YOUR ASSIGNMENT: Whenever a line of the material contains the string "nickname", it should be copied.

DATA PROVIDED:

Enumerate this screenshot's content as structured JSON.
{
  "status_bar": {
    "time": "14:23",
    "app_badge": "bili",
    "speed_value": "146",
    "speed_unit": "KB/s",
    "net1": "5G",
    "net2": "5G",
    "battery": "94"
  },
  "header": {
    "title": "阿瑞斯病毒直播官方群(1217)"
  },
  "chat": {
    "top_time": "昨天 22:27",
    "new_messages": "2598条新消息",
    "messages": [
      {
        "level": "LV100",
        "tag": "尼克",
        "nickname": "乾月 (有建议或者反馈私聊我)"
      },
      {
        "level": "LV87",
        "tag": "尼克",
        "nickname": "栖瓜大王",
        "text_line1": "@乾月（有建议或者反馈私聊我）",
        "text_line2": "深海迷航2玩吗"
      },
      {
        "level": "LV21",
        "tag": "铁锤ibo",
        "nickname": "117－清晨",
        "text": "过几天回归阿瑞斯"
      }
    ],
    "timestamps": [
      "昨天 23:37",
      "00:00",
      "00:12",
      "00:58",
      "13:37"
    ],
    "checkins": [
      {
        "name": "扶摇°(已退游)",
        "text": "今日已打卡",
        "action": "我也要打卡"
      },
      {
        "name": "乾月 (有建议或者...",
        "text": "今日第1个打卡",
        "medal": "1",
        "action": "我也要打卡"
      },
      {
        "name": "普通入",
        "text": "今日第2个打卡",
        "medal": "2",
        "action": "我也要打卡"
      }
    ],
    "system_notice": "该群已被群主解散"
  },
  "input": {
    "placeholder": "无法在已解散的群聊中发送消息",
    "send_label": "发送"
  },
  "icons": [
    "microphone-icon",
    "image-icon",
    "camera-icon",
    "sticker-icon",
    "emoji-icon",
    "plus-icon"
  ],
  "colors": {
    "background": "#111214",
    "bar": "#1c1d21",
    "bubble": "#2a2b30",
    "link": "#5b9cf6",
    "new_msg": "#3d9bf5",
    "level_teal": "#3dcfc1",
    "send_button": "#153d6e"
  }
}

YOUR RESPONSE:
        "nickname": "乾月 (有建议或者反馈私聊我)"
        "nickname": "栖瓜大王",
        "nickname": "117－清晨",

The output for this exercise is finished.